** Your instructions **
Print the records below exactly as they appear. Omit all pictures.
== Segment start ==
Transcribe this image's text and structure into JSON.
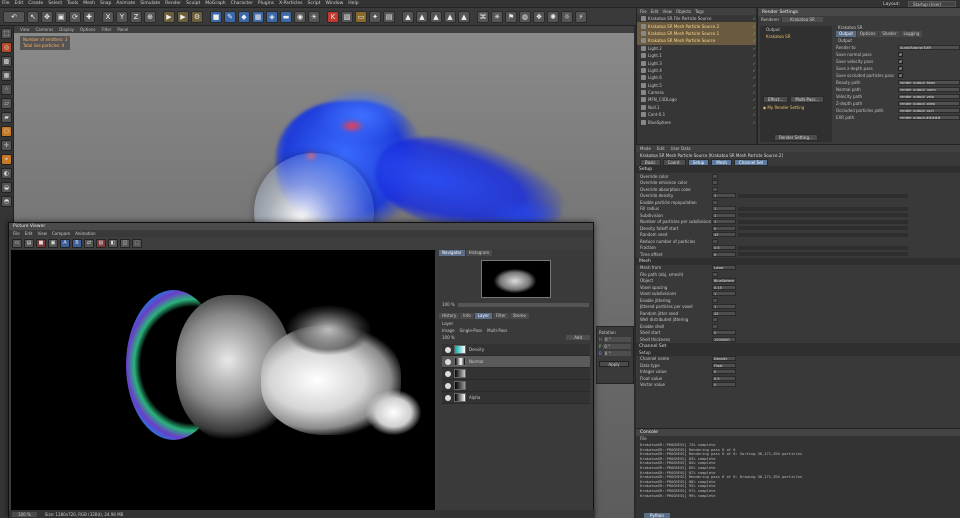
{
  "menubar": {
    "items": [
      "File",
      "Edit",
      "Create",
      "Select",
      "Tools",
      "Mesh",
      "Snap",
      "Animate",
      "Simulate",
      "Render",
      "Sculpt",
      "MoGraph",
      "Character",
      "Plugins",
      "X-Particles",
      "Script",
      "Window",
      "Help"
    ],
    "layout_label": "Layout:",
    "layout_value": "Startup (User)"
  },
  "viewport": {
    "menu": [
      "View",
      "Cameras",
      "Display",
      "Options",
      "Filter",
      "Panel"
    ],
    "hud_line1": "Number of emitters: 3",
    "hud_line2": "Total live particles: 0"
  },
  "picture_viewer": {
    "title": "Picture Viewer",
    "menu": [
      "File",
      "Edit",
      "View",
      "Compare",
      "Animation"
    ],
    "status_zoom": "100 %",
    "status_info": "Size: 1280x720, RGB (32Bit), 24.98 MB",
    "side_tabs": [
      "Navigator",
      "Histogram"
    ],
    "zoom_value": "100 %",
    "layer_tabs": [
      "History",
      "Info",
      "Layer",
      "Filter",
      "Stereo"
    ],
    "layer_label": "Layer",
    "layer_modes": [
      "Image",
      "Single-Pass",
      "Multi-Pass"
    ],
    "layer_zoom": "100 %",
    "layer_blend": "Add",
    "layers": [
      "Density",
      "Normal",
      "",
      "",
      "Alpha"
    ]
  },
  "object_manager": {
    "menu": [
      "File",
      "Edit",
      "View",
      "Objects",
      "Tags"
    ],
    "objects": [
      "Krakatoa SR File Particle Source",
      "Krakatoa SR Mesh Particle Source.2",
      "Krakatoa SR Mesh Particle Source.1",
      "Krakatoa SR Mesh Particle Source",
      "Light.2",
      "Light.1",
      "Light.3",
      "Light.4",
      "Light.6",
      "Light.5",
      "Camera",
      "MFN_C4DLogo",
      "Null.1",
      "Cont-0.1",
      "BlueSphere"
    ]
  },
  "render_settings": {
    "title": "Render Settings",
    "renderer_label": "Renderer",
    "renderer_value": "Krakatoa SR",
    "tree": [
      "Output",
      "Krakatoa SR"
    ],
    "effect_button": "Effect...",
    "multipass_button": "Multi-Pass...",
    "my_render_setting": "My Render Setting",
    "bottom_button": "Render Setting...",
    "panel_title": "Krakatoa SR",
    "tabs": [
      "Output",
      "Options",
      "Shader",
      "Logging"
    ],
    "section": "Output",
    "fields": [
      {
        "label": "Render to",
        "value": "AudioTutorial EXR"
      },
      {
        "label": "Save normal pass",
        "value": ""
      },
      {
        "label": "Save velocity pass",
        "value": ""
      },
      {
        "label": "Save z-depth pass",
        "value": ""
      },
      {
        "label": "Save occluded particles pass",
        "value": ""
      },
      {
        "label": "Beauty path",
        "value": "render_output_beau"
      },
      {
        "label": "Normal path",
        "value": "render_output_norm"
      },
      {
        "label": "Velocity path",
        "value": "render_output_velo"
      },
      {
        "label": "Z-depth path",
        "value": "render_output_zdep"
      },
      {
        "label": "Occluded particles path",
        "value": "render_output_occl"
      },
      {
        "label": "EXR path",
        "value": "render_output.#####"
      }
    ]
  },
  "attributes": {
    "menu": [
      "Mode",
      "Edit",
      "User Data"
    ],
    "header": "Krakatoa SR Mesh Particle Source [Krakatoa SR Mesh Particle Source.2]",
    "tab_buttons": [
      "Basic",
      "Coord.",
      "Setup",
      "Mesh",
      "Channel Set"
    ],
    "setup_section": "Setup",
    "setup_rows": [
      {
        "label": "Override color",
        "value": ""
      },
      {
        "label": "Override emission color",
        "value": ""
      },
      {
        "label": "Override absorption color",
        "value": ""
      },
      {
        "label": "Override density",
        "value": "1"
      },
      {
        "label": "Enable particle repopulation",
        "value": ""
      },
      {
        "label": "Fill radius",
        "value": "1"
      },
      {
        "label": "Subdivision",
        "value": "1"
      },
      {
        "label": "Number of particles per subdivision",
        "value": "1"
      },
      {
        "label": "Density falloff start",
        "value": "0"
      },
      {
        "label": "Random seed",
        "value": "42"
      },
      {
        "label": "Reduce number of particles",
        "value": ""
      },
      {
        "label": "Fraction",
        "value": "0.5"
      },
      {
        "label": "Time offset",
        "value": "0"
      }
    ],
    "mesh_section": "Mesh",
    "mesh_rows": [
      {
        "label": "Mesh from",
        "value": "Layer"
      },
      {
        "label": "File path (obj, xmesh)",
        "value": ""
      },
      {
        "label": "Object",
        "value": "BlueSphere"
      },
      {
        "label": "Voxel spacing",
        "value": "0.15"
      },
      {
        "label": "Voxel subdivisions",
        "value": "1"
      },
      {
        "label": "Enable jittering",
        "value": ""
      },
      {
        "label": "Jittered particles per voxel",
        "value": "1"
      },
      {
        "label": "Random jitter seed",
        "value": "42"
      },
      {
        "label": "Well distributed jittering",
        "value": ""
      },
      {
        "label": "Enable shell",
        "value": ""
      },
      {
        "label": "Shell start",
        "value": "0"
      },
      {
        "label": "Shell thickness",
        "value": "1000000"
      }
    ],
    "channel_section": "Channel Set",
    "channel_sub": "Setup",
    "channel_rows": [
      {
        "label": "Channel name",
        "value": "Density"
      },
      {
        "label": "Data type",
        "value": "Float"
      },
      {
        "label": "Integer value",
        "value": "0"
      },
      {
        "label": "Float value",
        "value": "0.5"
      },
      {
        "label": "Vector value",
        "value": "0"
      }
    ]
  },
  "coords_panel": {
    "title": "Rotation",
    "rows": [
      "0 °",
      "0 °",
      "0 °"
    ],
    "apply": "Apply"
  },
  "console": {
    "title": "Console",
    "menu": "File",
    "lines": [
      "KrakatoaSR::PROGRESS] 74% complete",
      "KrakatoaSR::PROGRESS] Rendering pass 6 of 6",
      "KrakatoaSR::PROGRESS] Rendering pass 6 of 6: Sorting 36,171,394 particles",
      "KrakatoaSR::PROGRESS] 83% complete",
      "KrakatoaSR::PROGRESS] 84% complete",
      "KrakatoaSR::PROGRESS] 85% complete",
      "KrakatoaSR::PROGRESS] 87% complete",
      "KrakatoaSR::PROGRESS] Rendering pass 6 of 6: Drawing 36,171,394 particles",
      "KrakatoaSR::PROGRESS] 88% complete",
      "KrakatoaSR::PROGRESS] 95% complete",
      "KrakatoaSR::PROGRESS] 97% complete",
      "KrakatoaSR::PROGRESS] 99% complete"
    ],
    "tab": "Python"
  }
}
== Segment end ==
** Solution below **
Transcribe this image's text and structure into JSON.
{
  "menubar": {
    "items": [
      "File",
      "Edit",
      "Create",
      "Select",
      "Tools",
      "Mesh",
      "Snap",
      "Animate",
      "Simulate",
      "Render",
      "Sculpt",
      "MoGraph",
      "Character",
      "Plugins",
      "X-Particles",
      "Script",
      "Window",
      "Help"
    ],
    "layout_label": "Layout:",
    "layout_value": "Startup (User)"
  },
  "viewport": {
    "menu": [
      "View",
      "Cameras",
      "Display",
      "Options",
      "Filter",
      "Panel"
    ],
    "hud_line1": "Number of emitters: 3",
    "hud_line2": "Total live particles: 0"
  },
  "picture_viewer": {
    "title": "Picture Viewer",
    "menu": [
      "File",
      "Edit",
      "View",
      "Compare",
      "Animation"
    ],
    "status_zoom": "100 %",
    "status_info": "Size: 1280x720, RGB (32Bit), 24.98 MB",
    "side_tabs": [
      "Navigator",
      "Histogram"
    ],
    "zoom_value": "100 %",
    "layer_tabs": [
      "History",
      "Info",
      "Layer",
      "Filter",
      "Stereo"
    ],
    "layer_label": "Layer",
    "layer_modes": [
      "Image",
      "Single-Pass",
      "Multi-Pass"
    ],
    "layer_zoom": "100 %",
    "layer_blend": "Add",
    "layers": [
      "Density",
      "Normal",
      "",
      "",
      "Alpha"
    ]
  },
  "object_manager": {
    "menu": [
      "File",
      "Edit",
      "View",
      "Objects",
      "Tags"
    ],
    "objects": [
      "Krakatoa SR File Particle Source",
      "Krakatoa SR Mesh Particle Source.2",
      "Krakatoa SR Mesh Particle Source.1",
      "Krakatoa SR Mesh Particle Source",
      "Light.2",
      "Light.1",
      "Light.3",
      "Light.4",
      "Light.6",
      "Light.5",
      "Camera",
      "MFN_C4DLogo",
      "Null.1",
      "Cont-0.1",
      "BlueSphere"
    ]
  },
  "render_settings": {
    "title": "Render Settings",
    "renderer_label": "Renderer",
    "renderer_value": "Krakatoa SR",
    "tree": [
      "Output",
      "Krakatoa SR"
    ],
    "effect_button": "Effect...",
    "multipass_button": "Multi-Pass...",
    "my_render_setting": "My Render Setting",
    "bottom_button": "Render Setting...",
    "panel_title": "Krakatoa SR",
    "tabs": [
      "Output",
      "Options",
      "Shader",
      "Logging"
    ],
    "section": "Output",
    "fields": [
      {
        "label": "Render to",
        "value": "AudioTutorial EXR"
      },
      {
        "label": "Save normal pass",
        "value": ""
      },
      {
        "label": "Save velocity pass",
        "value": ""
      },
      {
        "label": "Save z-depth pass",
        "value": ""
      },
      {
        "label": "Save occluded particles pass",
        "value": ""
      },
      {
        "label": "Beauty path",
        "value": "render_output_beau"
      },
      {
        "label": "Normal path",
        "value": "render_output_norm"
      },
      {
        "label": "Velocity path",
        "value": "render_output_velo"
      },
      {
        "label": "Z-depth path",
        "value": "render_output_zdep"
      },
      {
        "label": "Occluded particles path",
        "value": "render_output_occl"
      },
      {
        "label": "EXR path",
        "value": "render_output.#####"
      }
    ]
  },
  "attributes": {
    "menu": [
      "Mode",
      "Edit",
      "User Data"
    ],
    "header": "Krakatoa SR Mesh Particle Source [Krakatoa SR Mesh Particle Source.2]",
    "tab_buttons": [
      "Basic",
      "Coord.",
      "Setup",
      "Mesh",
      "Channel Set"
    ],
    "setup_section": "Setup",
    "setup_rows": [
      {
        "label": "Override color",
        "value": ""
      },
      {
        "label": "Override emission color",
        "value": ""
      },
      {
        "label": "Override absorption color",
        "value": ""
      },
      {
        "label": "Override density",
        "value": "1"
      },
      {
        "label": "Enable particle repopulation",
        "value": ""
      },
      {
        "label": "Fill radius",
        "value": "1"
      },
      {
        "label": "Subdivision",
        "value": "1"
      },
      {
        "label": "Number of particles per subdivision",
        "value": "1"
      },
      {
        "label": "Density falloff start",
        "value": "0"
      },
      {
        "label": "Random seed",
        "value": "42"
      },
      {
        "label": "Reduce number of particles",
        "value": ""
      },
      {
        "label": "Fraction",
        "value": "0.5"
      },
      {
        "label": "Time offset",
        "value": "0"
      }
    ],
    "mesh_section": "Mesh",
    "mesh_rows": [
      {
        "label": "Mesh from",
        "value": "Layer"
      },
      {
        "label": "File path (obj, xmesh)",
        "value": ""
      },
      {
        "label": "Object",
        "value": "BlueSphere"
      },
      {
        "label": "Voxel spacing",
        "value": "0.15"
      },
      {
        "label": "Voxel subdivisions",
        "value": "1"
      },
      {
        "label": "Enable jittering",
        "value": ""
      },
      {
        "label": "Jittered particles per voxel",
        "value": "1"
      },
      {
        "label": "Random jitter seed",
        "value": "42"
      },
      {
        "label": "Well distributed jittering",
        "value": ""
      },
      {
        "label": "Enable shell",
        "value": ""
      },
      {
        "label": "Shell start",
        "value": "0"
      },
      {
        "label": "Shell thickness",
        "value": "1000000"
      }
    ],
    "channel_section": "Channel Set",
    "channel_sub": "Setup",
    "channel_rows": [
      {
        "label": "Channel name",
        "value": "Density"
      },
      {
        "label": "Data type",
        "value": "Float"
      },
      {
        "label": "Integer value",
        "value": "0"
      },
      {
        "label": "Float value",
        "value": "0.5"
      },
      {
        "label": "Vector value",
        "value": "0"
      }
    ]
  },
  "coords_panel": {
    "title": "Rotation",
    "rows": [
      "0 °",
      "0 °",
      "0 °"
    ],
    "apply": "Apply"
  },
  "console": {
    "title": "Console",
    "menu": "File",
    "lines": [
      "KrakatoaSR::PROGRESS] 74% complete",
      "KrakatoaSR::PROGRESS] Rendering pass 6 of 6",
      "KrakatoaSR::PROGRESS] Rendering pass 6 of 6: Sorting 36,171,394 particles",
      "KrakatoaSR::PROGRESS] 83% complete",
      "KrakatoaSR::PROGRESS] 84% complete",
      "KrakatoaSR::PROGRESS] 85% complete",
      "KrakatoaSR::PROGRESS] 87% complete",
      "KrakatoaSR::PROGRESS] Rendering pass 6 of 6: Drawing 36,171,394 particles",
      "KrakatoaSR::PROGRESS] 88% complete",
      "KrakatoaSR::PROGRESS] 95% complete",
      "KrakatoaSR::PROGRESS] 97% complete",
      "KrakatoaSR::PROGRESS] 99% complete"
    ],
    "tab": "Python"
  }
}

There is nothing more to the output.